  31. Valuation Ratio Strategy Results • Decision rule for each movie • Given attributes at greenlight, model predicts total revenue • Total revenue is divided among channels according to historical fractions • Channel revenue is scheduled according to historical time envelopes • Value is estimated as the present value of these cash flows at a fixed required rate • Project is accepted if value exceeds fully loaded production cost, including a cost-dependent estimate of P&A • 141 movies selected from 1997 to 2004 • 24% of target universe

  32. Movies Selected by Model Have Superior ROI Strategy Results

  33. Simulated Implementation, 2000-2004 Releases Strategy Results • Model can inform a strategy • Valuation and risk assessment are used to negotiate with studio • We simulate performance of hypothetical investor • Starting November 1998, each month at most one movie is chosen from those selected by the model, if any • Time from initial investment to release is stochastic 14-18 months • Continue until $1b total investment in $2b of production and P&A • Funded with $400m equity, remainder debt • Diversified, multi-studio portfolio of 15-20 films created in 2 years • Timing of cash flows assumed consistent with historical experience • Simulation pays studio distribution fee and participations • Repeat for subsequent inception dates • Fundamental independence of movie projects simplifies portfolio construction

  34. Distribution of Internal Rate of Return Strategy Results • 1% of simulations give negative IRR
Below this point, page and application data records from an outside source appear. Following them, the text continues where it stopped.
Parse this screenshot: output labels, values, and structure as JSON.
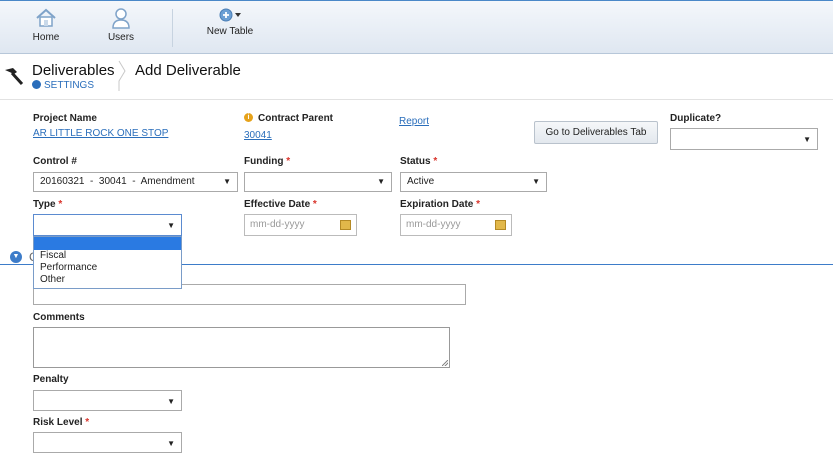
{
  "toolbar": {
    "home_label": "Home",
    "users_label": "Users",
    "new_table_label": "New Table"
  },
  "breadcrumb": {
    "title": "Deliverables",
    "current": "Add Deliverable",
    "settings_label": "SETTINGS"
  },
  "form": {
    "project_name": {
      "label": "Project Name",
      "value": "AR LITTLE ROCK ONE STOP"
    },
    "contract_parent": {
      "label": "Contract Parent",
      "value": "30041"
    },
    "report_link": "Report",
    "go_button": "Go to Deliverables Tab",
    "duplicate": {
      "label": "Duplicate?",
      "value": ""
    },
    "control": {
      "label": "Control #",
      "value": "20160321  -  30041  -  Amendment"
    },
    "funding": {
      "label": "Funding",
      "required": "*",
      "value": ""
    },
    "status": {
      "label": "Status",
      "required": "*",
      "value": "Active"
    },
    "type": {
      "label": "Type",
      "required": "*",
      "value": "",
      "options": [
        "",
        "Fiscal",
        "Performance",
        "Other"
      ]
    },
    "effective_date": {
      "label": "Effective Date",
      "required": "*",
      "placeholder": "mm-dd-yyyy"
    },
    "expiration_date": {
      "label": "Expiration Date",
      "required": "*",
      "placeholder": "mm-dd-yyyy"
    },
    "section_letter": "C",
    "comments": {
      "label": "Comments"
    },
    "penalty": {
      "label": "Penalty",
      "value": ""
    },
    "risk_level": {
      "label": "Risk Level",
      "required": "*",
      "value": ""
    }
  },
  "colors": {
    "accent": "#2a6ebb",
    "required": "#d9342b",
    "selected": "#2a7ae2"
  }
}
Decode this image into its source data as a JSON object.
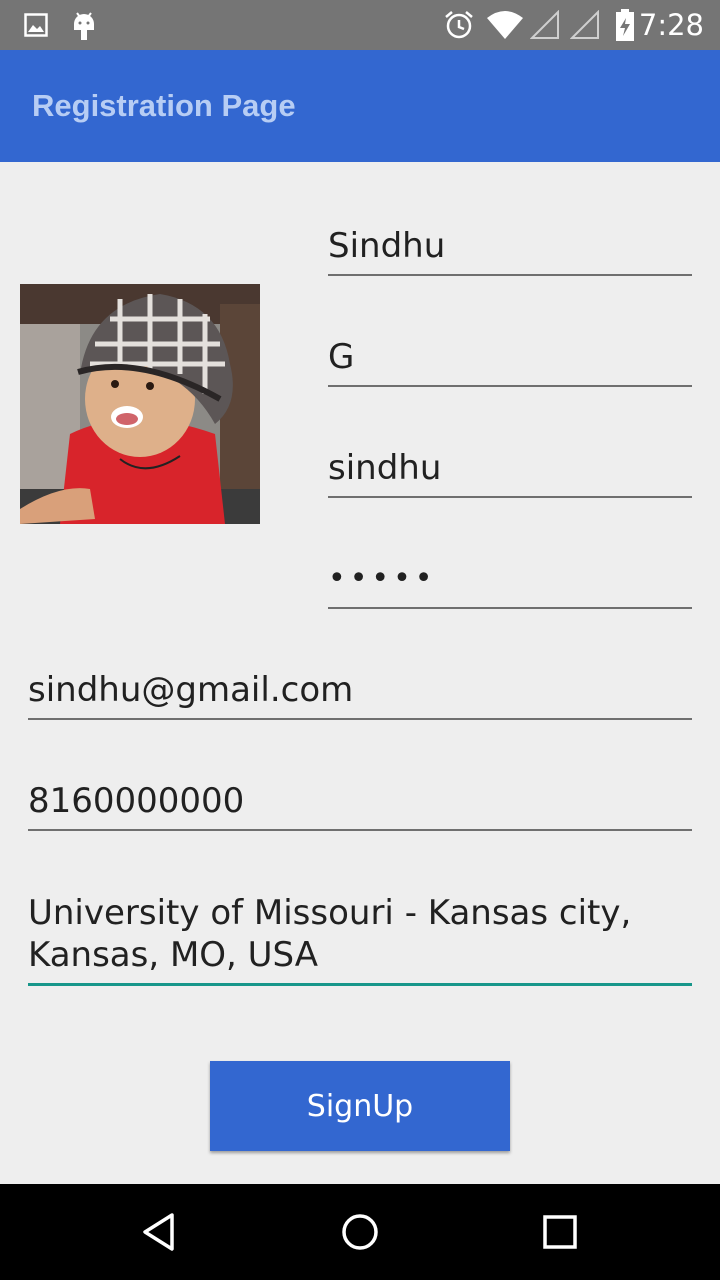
{
  "status_bar": {
    "time": "7:28",
    "icons": [
      "image-icon",
      "android-icon",
      "alarm-icon",
      "wifi-icon",
      "signal-icon",
      "signal-icon",
      "battery-icon"
    ]
  },
  "app_bar": {
    "title": "Registration Page"
  },
  "form": {
    "first_name": "Sindhu",
    "last_name": "G",
    "username": "sindhu",
    "password_mask": "•••••",
    "email": "sindhu@gmail.com",
    "phone": "8160000000",
    "address_line1": "University of Missouri - Kansas city,",
    "address_line2": "Kansas, MO, USA"
  },
  "signup_button": {
    "label": "SignUp"
  },
  "colors": {
    "primary": "#3367d0",
    "accent": "#17968a",
    "background": "#eeeeee"
  },
  "nav_bar": {
    "icons": [
      "back-icon",
      "home-icon",
      "recents-icon"
    ]
  }
}
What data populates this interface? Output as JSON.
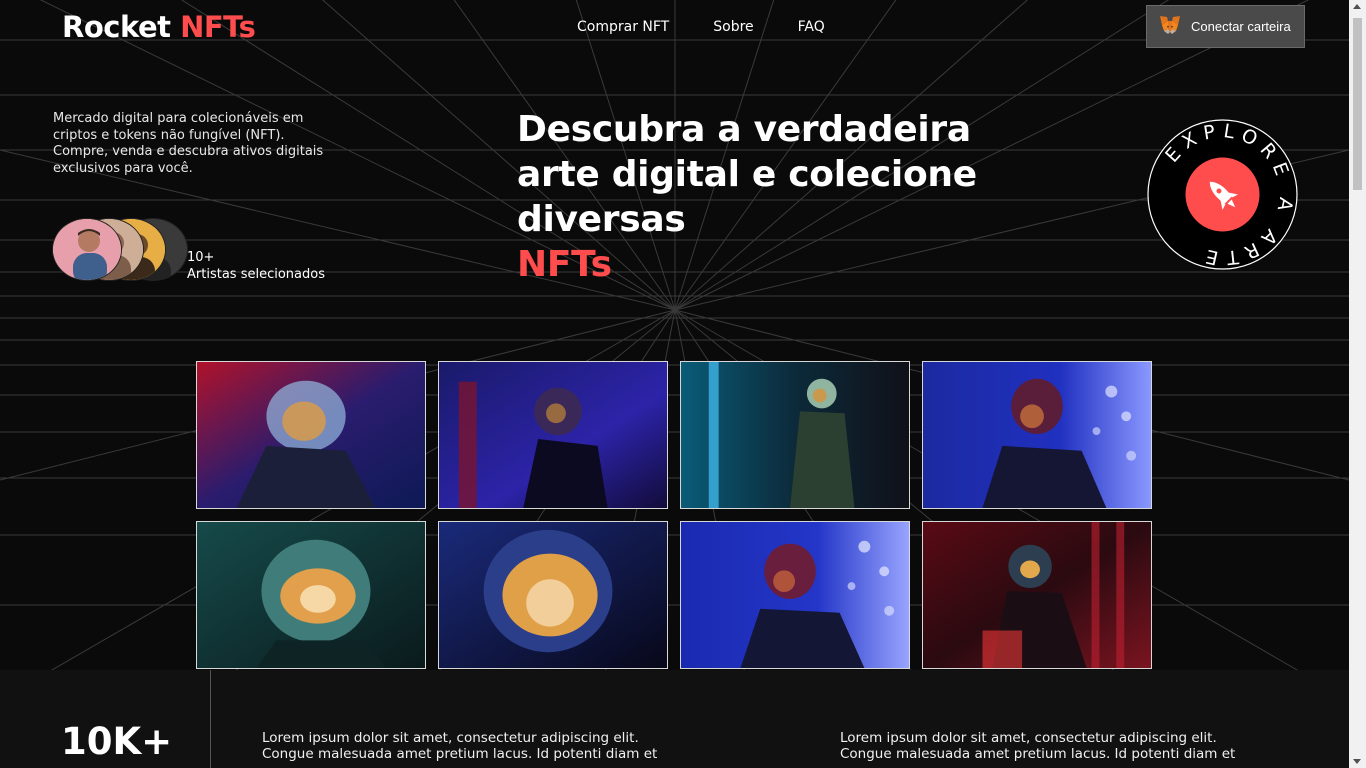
{
  "header": {
    "brand_main": "Rocket ",
    "brand_accent": "NFTs",
    "nav": [
      "Comprar NFT",
      "Sobre",
      "FAQ"
    ],
    "wallet_button": "Conectar carteira",
    "wallet_icon": "metamask-fox-icon"
  },
  "intro": {
    "description": "Mercado digital para colecionáveis em criptos e tokens não fungível (NFT). Compre, venda e descubra ativos digitais exclusivos para você.",
    "artists_count": "10+",
    "artists_label": "Artistas selecionados"
  },
  "hero": {
    "headline": "Descubra a verdadeira arte digital e colecione diversas",
    "headline_accent": "NFTs",
    "badge_text": "EXPLORE A ARTE",
    "badge_icon": "rocket-icon"
  },
  "gallery": {
    "tiles": [
      {
        "subject": "astronaut-red-blue"
      },
      {
        "subject": "astronaut-blue-dark"
      },
      {
        "subject": "astronaut-teal-green"
      },
      {
        "subject": "astronaut-blue-bright"
      },
      {
        "subject": "astronaut-teal-gold"
      },
      {
        "subject": "astronaut-gold-visor"
      },
      {
        "subject": "astronaut-blue-profile"
      },
      {
        "subject": "astronaut-red-sitting"
      }
    ]
  },
  "stats": {
    "number": "10K+",
    "text_1": "Lorem ipsum dolor sit amet, consectetur adipiscing elit. Congue malesuada amet pretium lacus. Id potenti diam et",
    "text_2": "Lorem ipsum dolor sit amet, consectetur adipiscing elit. Congue malesuada amet pretium lacus. Id potenti diam et"
  },
  "colors": {
    "accent": "#ff4d4d",
    "background": "#0a0a0b",
    "wallet_bg": "#4a4a4a"
  }
}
  35. New Territory Extensions • Artistic and Intellectual Property • “The sheer volume of intellectual property worldwide is staggering,” B orod (2005), p.65 • Patents • Intellectual Ventures, Ocean Tomo, RIM vs. NTP, LabCorp vs. Metabolite • Other areas • Pharmaceuticals, video games • Non-linear models and interactions • Not a significant area of research in mainstream finance • Techniques suggest that useful progress could be made beyond standard linear factor technology

  36. Nobody Knows Anything? Ha! Summary • Forecasting revenue is not futile • Movie attributes can be used as a basis for an active investment strategy • Story elements do help • There is lots we don’t know • Models of compensation and advertising budget • Really understanding the role of stars • The impact of managing the contracting process • Sequels, animations, foreign movies, Bollywood,… • Thoughts for the future • Structure of the industry • organization, production process, who should benefit from movies, technology, etc • Art or science?